When I was young I was not chic
but I had the calling to be chic,
the memo in my marrow:
“Someday, smile.” A young girl
lives the opening credits of Barbarella
on eternal loop, is made of the way
her name spills out of her hair.
When all else fails—and it will—
put your fingers in your mouth.
See the afterlife for what it is:
rebel episodes pre-paralyzed
for maximum release.
Outside, a girl with nobody
says to the night, “All right, let’s go.”
In movies a man always appears
and says, I will hurt you
by being the way that I am,
but follow me everywhere
anyway. If the Devil
wants you, he will show.
At thirty, I keep dreaming of horses.
You always look away while
I leave. If I had loved you more,
you would know the difference.
The situation remains nameless.
Sometimes you get a shipwreck,

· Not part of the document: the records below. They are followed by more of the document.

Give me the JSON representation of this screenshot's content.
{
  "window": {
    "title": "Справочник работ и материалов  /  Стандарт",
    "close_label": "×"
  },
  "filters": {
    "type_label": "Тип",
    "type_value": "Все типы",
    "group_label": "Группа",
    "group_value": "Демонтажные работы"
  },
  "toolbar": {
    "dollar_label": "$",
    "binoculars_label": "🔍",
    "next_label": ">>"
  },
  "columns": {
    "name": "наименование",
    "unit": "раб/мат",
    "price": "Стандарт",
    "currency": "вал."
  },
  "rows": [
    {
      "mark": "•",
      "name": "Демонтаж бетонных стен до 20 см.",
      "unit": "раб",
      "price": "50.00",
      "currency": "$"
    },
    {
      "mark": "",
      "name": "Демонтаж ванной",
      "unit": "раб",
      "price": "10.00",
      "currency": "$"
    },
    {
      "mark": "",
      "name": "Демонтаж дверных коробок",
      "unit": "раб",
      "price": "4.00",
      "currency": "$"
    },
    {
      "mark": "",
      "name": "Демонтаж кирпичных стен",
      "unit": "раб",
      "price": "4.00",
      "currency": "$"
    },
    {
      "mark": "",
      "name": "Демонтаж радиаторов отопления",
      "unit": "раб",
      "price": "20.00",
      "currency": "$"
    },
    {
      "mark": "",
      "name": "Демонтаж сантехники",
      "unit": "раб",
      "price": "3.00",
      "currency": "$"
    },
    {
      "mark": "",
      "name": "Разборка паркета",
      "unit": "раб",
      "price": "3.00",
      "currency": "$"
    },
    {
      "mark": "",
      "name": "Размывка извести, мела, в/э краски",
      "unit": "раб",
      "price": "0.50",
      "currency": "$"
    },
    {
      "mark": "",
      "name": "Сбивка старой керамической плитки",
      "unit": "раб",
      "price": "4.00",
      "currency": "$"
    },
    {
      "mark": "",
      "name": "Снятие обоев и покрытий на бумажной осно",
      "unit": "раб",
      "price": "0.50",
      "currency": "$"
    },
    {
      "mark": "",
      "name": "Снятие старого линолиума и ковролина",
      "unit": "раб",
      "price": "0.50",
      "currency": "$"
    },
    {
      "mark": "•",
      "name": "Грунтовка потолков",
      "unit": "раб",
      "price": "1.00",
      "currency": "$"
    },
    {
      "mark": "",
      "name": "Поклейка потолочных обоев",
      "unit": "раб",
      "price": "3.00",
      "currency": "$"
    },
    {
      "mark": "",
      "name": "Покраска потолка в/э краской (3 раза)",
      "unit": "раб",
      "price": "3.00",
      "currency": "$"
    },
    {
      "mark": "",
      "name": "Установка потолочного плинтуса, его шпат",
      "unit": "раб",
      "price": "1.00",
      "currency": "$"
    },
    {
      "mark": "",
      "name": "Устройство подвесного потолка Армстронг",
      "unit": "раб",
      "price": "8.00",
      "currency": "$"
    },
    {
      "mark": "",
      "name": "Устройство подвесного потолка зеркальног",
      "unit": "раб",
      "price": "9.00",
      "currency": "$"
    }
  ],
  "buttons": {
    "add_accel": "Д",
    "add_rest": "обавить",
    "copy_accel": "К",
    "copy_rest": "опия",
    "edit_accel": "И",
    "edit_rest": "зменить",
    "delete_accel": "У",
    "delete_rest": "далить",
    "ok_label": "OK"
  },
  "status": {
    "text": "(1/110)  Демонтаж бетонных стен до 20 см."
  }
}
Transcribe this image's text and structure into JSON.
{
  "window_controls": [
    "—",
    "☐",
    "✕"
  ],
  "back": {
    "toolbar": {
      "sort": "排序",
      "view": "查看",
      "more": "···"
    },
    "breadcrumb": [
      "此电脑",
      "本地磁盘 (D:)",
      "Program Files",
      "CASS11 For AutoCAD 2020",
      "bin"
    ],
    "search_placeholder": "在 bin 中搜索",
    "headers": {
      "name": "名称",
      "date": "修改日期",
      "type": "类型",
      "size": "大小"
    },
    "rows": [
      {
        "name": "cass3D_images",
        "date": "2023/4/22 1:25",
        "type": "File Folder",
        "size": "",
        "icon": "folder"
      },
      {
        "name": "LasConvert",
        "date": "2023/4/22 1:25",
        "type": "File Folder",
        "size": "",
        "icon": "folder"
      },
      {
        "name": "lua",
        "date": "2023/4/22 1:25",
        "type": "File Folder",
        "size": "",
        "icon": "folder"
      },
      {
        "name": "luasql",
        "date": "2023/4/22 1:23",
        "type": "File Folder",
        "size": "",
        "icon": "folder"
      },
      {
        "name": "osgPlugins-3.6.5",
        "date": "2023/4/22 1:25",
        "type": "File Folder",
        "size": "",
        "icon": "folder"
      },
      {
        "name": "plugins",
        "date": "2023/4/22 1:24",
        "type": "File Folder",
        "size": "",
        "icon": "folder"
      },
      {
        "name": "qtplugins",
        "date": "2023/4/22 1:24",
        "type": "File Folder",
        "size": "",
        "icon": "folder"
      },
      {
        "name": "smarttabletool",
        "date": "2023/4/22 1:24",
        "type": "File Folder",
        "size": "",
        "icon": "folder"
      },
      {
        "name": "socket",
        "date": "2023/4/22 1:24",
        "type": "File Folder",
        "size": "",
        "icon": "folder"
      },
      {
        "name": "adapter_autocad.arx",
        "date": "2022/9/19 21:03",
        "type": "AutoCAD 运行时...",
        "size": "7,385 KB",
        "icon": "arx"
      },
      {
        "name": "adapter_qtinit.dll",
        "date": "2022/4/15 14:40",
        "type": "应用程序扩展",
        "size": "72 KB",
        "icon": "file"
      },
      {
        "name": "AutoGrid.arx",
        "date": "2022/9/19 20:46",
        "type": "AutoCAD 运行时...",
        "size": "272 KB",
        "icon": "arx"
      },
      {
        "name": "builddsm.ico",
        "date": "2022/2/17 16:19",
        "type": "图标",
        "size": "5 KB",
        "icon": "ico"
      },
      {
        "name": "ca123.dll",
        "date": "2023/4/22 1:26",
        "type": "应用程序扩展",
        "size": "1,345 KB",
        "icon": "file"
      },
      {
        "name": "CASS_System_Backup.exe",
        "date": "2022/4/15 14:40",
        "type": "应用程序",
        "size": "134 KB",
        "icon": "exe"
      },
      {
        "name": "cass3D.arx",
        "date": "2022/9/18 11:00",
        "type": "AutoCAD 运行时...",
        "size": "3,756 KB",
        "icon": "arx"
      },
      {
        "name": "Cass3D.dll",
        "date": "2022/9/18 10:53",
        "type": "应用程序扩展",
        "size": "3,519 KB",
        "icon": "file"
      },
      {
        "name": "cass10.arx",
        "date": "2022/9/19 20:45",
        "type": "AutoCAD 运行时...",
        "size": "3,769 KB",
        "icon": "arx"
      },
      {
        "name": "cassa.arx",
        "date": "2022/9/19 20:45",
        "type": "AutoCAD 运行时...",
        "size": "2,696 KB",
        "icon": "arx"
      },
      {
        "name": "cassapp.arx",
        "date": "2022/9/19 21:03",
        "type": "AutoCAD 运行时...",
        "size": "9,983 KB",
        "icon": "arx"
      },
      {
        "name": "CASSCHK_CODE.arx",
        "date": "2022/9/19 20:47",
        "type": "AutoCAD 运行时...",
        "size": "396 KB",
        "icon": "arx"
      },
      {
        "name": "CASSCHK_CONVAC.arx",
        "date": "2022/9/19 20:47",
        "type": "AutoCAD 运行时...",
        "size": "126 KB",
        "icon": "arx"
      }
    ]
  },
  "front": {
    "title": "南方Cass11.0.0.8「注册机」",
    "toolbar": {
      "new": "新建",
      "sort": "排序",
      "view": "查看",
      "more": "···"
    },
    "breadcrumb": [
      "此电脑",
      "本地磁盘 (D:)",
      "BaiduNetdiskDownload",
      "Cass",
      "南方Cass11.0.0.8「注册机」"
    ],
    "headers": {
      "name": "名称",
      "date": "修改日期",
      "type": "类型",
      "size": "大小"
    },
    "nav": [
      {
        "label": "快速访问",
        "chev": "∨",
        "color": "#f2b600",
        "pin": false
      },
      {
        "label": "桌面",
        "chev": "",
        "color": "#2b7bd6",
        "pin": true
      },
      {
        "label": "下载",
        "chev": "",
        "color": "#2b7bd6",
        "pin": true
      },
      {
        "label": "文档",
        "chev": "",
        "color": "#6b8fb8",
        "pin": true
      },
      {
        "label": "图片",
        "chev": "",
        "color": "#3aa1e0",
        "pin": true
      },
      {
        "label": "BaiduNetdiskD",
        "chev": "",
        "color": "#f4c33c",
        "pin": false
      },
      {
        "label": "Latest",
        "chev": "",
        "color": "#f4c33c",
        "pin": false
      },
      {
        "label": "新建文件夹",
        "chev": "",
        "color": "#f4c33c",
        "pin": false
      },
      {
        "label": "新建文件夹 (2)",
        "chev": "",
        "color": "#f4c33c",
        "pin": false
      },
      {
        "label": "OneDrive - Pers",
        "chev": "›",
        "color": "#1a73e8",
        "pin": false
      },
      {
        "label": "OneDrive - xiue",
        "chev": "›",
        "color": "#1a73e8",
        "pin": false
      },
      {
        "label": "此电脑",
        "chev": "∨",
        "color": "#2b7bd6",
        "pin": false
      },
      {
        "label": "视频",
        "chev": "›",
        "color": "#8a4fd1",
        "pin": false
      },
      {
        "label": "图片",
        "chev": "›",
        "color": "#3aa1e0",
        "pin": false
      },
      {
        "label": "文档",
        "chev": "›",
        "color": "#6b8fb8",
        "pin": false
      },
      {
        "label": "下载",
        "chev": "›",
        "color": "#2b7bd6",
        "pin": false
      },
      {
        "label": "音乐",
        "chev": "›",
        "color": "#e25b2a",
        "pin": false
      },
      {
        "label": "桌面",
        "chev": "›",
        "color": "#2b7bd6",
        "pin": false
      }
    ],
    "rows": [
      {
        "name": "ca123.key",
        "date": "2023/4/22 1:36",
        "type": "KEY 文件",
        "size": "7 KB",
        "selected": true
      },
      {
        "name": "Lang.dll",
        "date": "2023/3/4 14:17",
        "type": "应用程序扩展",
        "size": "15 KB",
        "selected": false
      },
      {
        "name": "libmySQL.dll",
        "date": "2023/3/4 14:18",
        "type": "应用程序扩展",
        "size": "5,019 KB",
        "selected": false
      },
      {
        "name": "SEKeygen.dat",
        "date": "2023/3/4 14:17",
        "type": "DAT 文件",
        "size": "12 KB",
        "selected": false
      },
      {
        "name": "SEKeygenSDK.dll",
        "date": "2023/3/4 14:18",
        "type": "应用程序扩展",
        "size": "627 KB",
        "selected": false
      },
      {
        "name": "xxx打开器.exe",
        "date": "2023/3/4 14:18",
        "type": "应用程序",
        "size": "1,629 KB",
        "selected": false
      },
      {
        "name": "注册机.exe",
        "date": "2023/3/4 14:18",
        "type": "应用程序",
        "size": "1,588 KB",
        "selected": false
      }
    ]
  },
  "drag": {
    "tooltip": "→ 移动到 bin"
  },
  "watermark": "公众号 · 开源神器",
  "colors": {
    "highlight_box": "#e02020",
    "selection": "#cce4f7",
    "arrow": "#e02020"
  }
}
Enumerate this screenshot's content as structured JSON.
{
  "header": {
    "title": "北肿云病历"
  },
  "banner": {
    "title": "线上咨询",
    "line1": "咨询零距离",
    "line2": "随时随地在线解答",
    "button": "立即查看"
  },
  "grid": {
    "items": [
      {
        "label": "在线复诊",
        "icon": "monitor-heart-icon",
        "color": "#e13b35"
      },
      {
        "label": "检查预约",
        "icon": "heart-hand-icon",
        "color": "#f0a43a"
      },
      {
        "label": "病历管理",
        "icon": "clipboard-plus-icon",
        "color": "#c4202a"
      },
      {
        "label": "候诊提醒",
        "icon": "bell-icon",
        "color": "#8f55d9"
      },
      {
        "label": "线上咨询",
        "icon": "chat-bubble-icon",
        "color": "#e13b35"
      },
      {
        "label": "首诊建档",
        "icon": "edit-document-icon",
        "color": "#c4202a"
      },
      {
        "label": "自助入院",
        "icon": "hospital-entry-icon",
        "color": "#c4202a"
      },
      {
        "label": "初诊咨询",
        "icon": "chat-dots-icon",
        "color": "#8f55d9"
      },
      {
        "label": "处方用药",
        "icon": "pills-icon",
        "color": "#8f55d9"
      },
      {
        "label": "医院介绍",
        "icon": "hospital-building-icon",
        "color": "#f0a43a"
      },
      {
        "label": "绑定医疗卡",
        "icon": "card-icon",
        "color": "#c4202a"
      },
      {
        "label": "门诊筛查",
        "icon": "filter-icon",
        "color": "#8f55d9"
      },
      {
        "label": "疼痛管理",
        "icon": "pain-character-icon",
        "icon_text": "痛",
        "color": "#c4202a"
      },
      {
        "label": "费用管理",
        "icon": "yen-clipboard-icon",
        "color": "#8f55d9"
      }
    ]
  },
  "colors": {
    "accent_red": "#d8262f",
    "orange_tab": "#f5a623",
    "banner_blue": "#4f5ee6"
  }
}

but nothing next – no tall tales,
no scavengers, no skeleton grove.
I just came in to get warm.
Meg Hurtado Bloom is a poet, copywriter, and editor from San Francisco. She loves Russian novels, hotel bars, and every album Blondie ever made. She earned her MFA from St Mary’s College of California. Her writing has appeared in Split Lip, Lumen Magazine, The Volta, Hidden City Quarterly, West Wind Review, POOL, among others. Her poems "Sun Medicine" and "Ghost Medicine" were recently listed as finalists in the latest Tinderbox Poetry Journal contest.